With Grandoozy out of sight and the Underground Music Showcase wrapped up for this year, many in Denver may still be looking for that festival fix to catch the entrails of summer. In comes Meow Wolf’s Taos Vortex Festival, taking place this weekend August 16 – 18, to save the day. One part music festival, one part Meow Wolf-branded immersion, Taos Vortex returns to Kit Carson Park in Taos, New Mexico (a mere five hour drive from Denver) to cap off the summer with a party like no other. Sitting down with Meow Wolf CEO and Co-Founder Vince Kadlubek in advance of the festival, we learned of the lessons learned from last year, the new experiences this year and the method to the madness of this year’s wild lineup.
Vince Kadlubek: So, you know, music has always been a part of Meow Wolf. Since we started to do a music venue at the House of Eternal Return, its been really successful and one of the most fun aspects of that project. We wanted to branch out and do events outside of [the Meow Wolf building] and attempt to do more cultural events, and learn the process of growing festivals and bringing people together outside of our existing venue. Last year, the Taos Vortex was our first real opportunity to be able to learn some of that stuff. Taos is a beautiful city with unbelievable nature, activities and adventures, so we wanted to design a festival that could take advantage of a location that had all that, and not just be a music festival, but also be an activation of an entire city and have more integration with its surroundings. Only an hour and a half drive from Santa Fe, [Taos Vortex] was a really nice opportunity for us to try a lot of this stuff out.
303: What did you learn from last year that you wanted to improve upon this year and what was the intention behind adding a third day to the festival?
VK: There were a lot of people who went who felt like it had just found its groove by the end of Saturday and they wanted to have that one more day — they wanted to keep the vibes going. It was such a quality community experience and it just felt like it needed some more time. We also wanted to have more acts and have more genres represented this is a way to be about the programming with a more dynamic perspective.
303: How did you go about curating the music for this year’s edition?
VK: We really looked at acts who were a reflection of ourselves — a reflection of Meow Wolf, the community and allies. We wanted to look at acts that jived with we were as a company and a lot of the acts played the venue in Santa Fe, and there’s just really good energy with them and we wanted to bring them all together over a weekend. We also wanted to hit on multiple genres and have an event that spoke to multiple generations, with an underlying focus on creativity, art, collectivism and a lot of the musical acts are from that same fabric.
303: A lot of criticism around a lot of festivals today is that they are repetitive and monotonous in terms of talent and experience, how did you combat that for Taos Vortex?
VK: Taos Vortex is about people first and the collection of people coming together for a weekend, spending time and participating in something together. Music is a core component of that, one of the prime pieces to a festival, but it’s not the core of it. The core of the tree is how people doing and how are they are participating in this big event together. With that in mind, when you think about things like, interactive performances, or scavenger hunt type activities, pop-up installations, these are things that are going to create moments of surprise and delight that are unexpected. In those moments of spontaneity, whoever is there to experience that end up having a deeper connection to each other and a deeper connection to the weekend. The music lineups are awesome and they provide obviously like wonderful setting that it’s within that setting, but what else can we do to promote a unique and positive communal type event.

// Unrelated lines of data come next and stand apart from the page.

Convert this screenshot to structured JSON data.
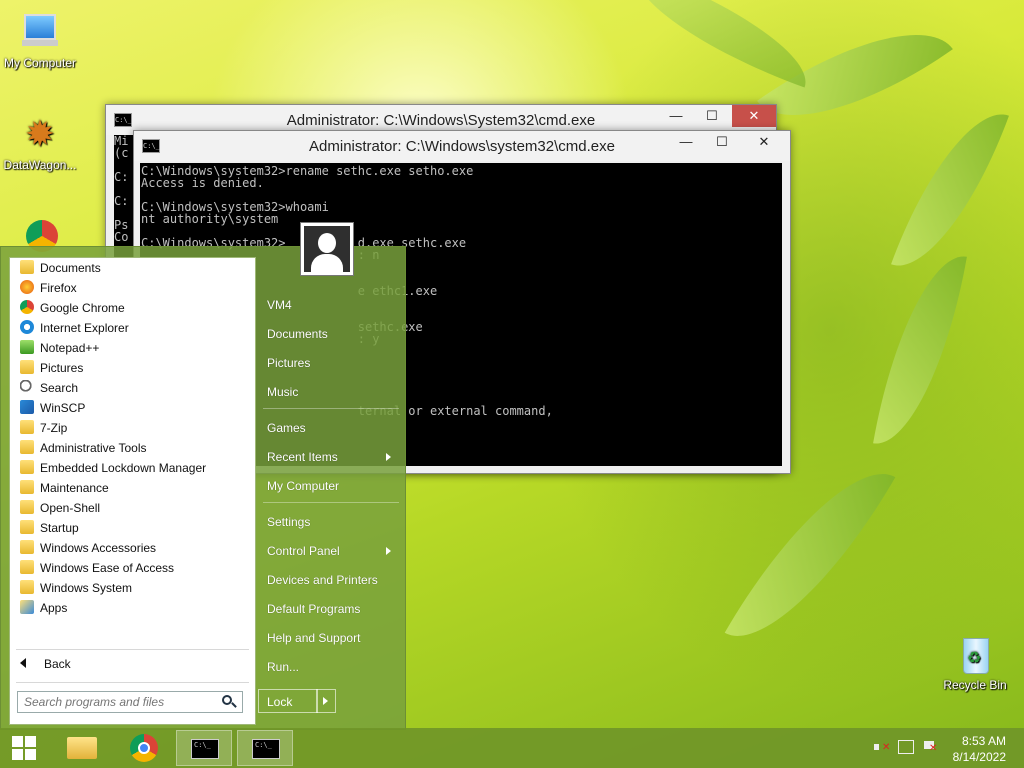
{
  "desktop": {
    "icons": [
      {
        "label": "My Computer"
      },
      {
        "label": "DataWagon..."
      },
      {
        "label": "Recycle Bin"
      }
    ]
  },
  "cmd_back": {
    "title": "Administrator: C:\\Windows\\System32\\cmd.exe",
    "minimize": "—",
    "maximize": "☐",
    "close": "✕",
    "lines": "Mi\n(c\n\nC:\n\nC:\n\nPs\nCo"
  },
  "cmd_front": {
    "title": "Administrator: C:\\Windows\\system32\\cmd.exe",
    "minimize": "—",
    "maximize": "☐",
    "close": "✕",
    "lines": "C:\\Windows\\system32>rename sethc.exe setho.exe\nAccess is denied.\n\nC:\\Windows\\system32>whoami\nnt authority\\system\n\nC:\\Windows\\system32>          d.exe sethc.exe\n                              : n\n\n\n                              e ethc1.exe\n\n\n                              sethc.exe\n                              : y\n\n\n\n\n\n                              ternal or external command,"
  },
  "start_menu": {
    "programs": [
      {
        "label": "Documents",
        "icon": "folder-icon"
      },
      {
        "label": "Firefox",
        "icon": "firefox-icon"
      },
      {
        "label": "Google Chrome",
        "icon": "chrome-icon"
      },
      {
        "label": "Internet Explorer",
        "icon": "ie-icon"
      },
      {
        "label": "Notepad++",
        "icon": "notepadpp-icon"
      },
      {
        "label": "Pictures",
        "icon": "folder-icon"
      },
      {
        "label": "Search",
        "icon": "search-icon"
      },
      {
        "label": "WinSCP",
        "icon": "winscp-icon"
      },
      {
        "label": "7-Zip",
        "icon": "folder-icon"
      },
      {
        "label": "Administrative Tools",
        "icon": "folder-icon"
      },
      {
        "label": "Embedded Lockdown Manager",
        "icon": "folder-icon"
      },
      {
        "label": "Maintenance",
        "icon": "folder-icon"
      },
      {
        "label": "Open-Shell",
        "icon": "folder-icon"
      },
      {
        "label": "Startup",
        "icon": "folder-icon"
      },
      {
        "label": "Windows Accessories",
        "icon": "folder-icon"
      },
      {
        "label": "Windows Ease of Access",
        "icon": "folder-icon"
      },
      {
        "label": "Windows System",
        "icon": "folder-icon"
      },
      {
        "label": "Apps",
        "icon": "apps-icon"
      }
    ],
    "back_label": "Back",
    "search_placeholder": "Search programs and files",
    "right_items": [
      {
        "label": "VM4"
      },
      {
        "label": "Documents"
      },
      {
        "label": "Pictures"
      },
      {
        "label": "Music"
      },
      {
        "label": "Games"
      },
      {
        "label": "Recent Items",
        "submenu": true
      },
      {
        "label": "My Computer"
      },
      {
        "label": "Settings"
      },
      {
        "label": "Control Panel",
        "submenu": true
      },
      {
        "label": "Devices and Printers"
      },
      {
        "label": "Default Programs"
      },
      {
        "label": "Help and Support"
      },
      {
        "label": "Run..."
      }
    ],
    "lock_label": "Lock"
  },
  "taskbar": {
    "cmd_icon_text": "C:\\_",
    "clock_time": "8:53 AM",
    "clock_date": "8/14/2022"
  }
}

303: Meow Wolf is known for its art direction, how’d you go about extending that to this year’s Vortex and how did you step up from last year?
VK: Well, we added a second stage and we realized that people also wanted to have zones, almost like neighborhoods to be able to hang out in. Thinking about bringing people together and making human connections, people like to have a habitat so we thought about the park as a series of neighborhoods and placed layers of art and performance in each of those neighborhoods that then represent that aesthetic. Last year was a lot of one-off sculptures and one-off installations and performances, but this year we’re thinking about it as a cohesive experience and that’s allowed us to be able to produce more work and increase the number of activities that people have — using art and performance as a way to increase the sense of place and discovery that people have when they’re at the festival.
303: How do you hope Taos Vortex will fit into the festival landscape as it continues to grow?
VK: My hope for the festival is that it becomes an accessible opportunity for really anyone of any age, or background to be able to experience unleashed imagination and expression in the same way that you might do at Burning Man. Burning Man is a difficult place to get to and it’s a difficult commitment to make, we’re trying to provide the same spirit and the same energy but in a more accessible way so that the festival is more about the co-creation of an environment than just a consumer experience.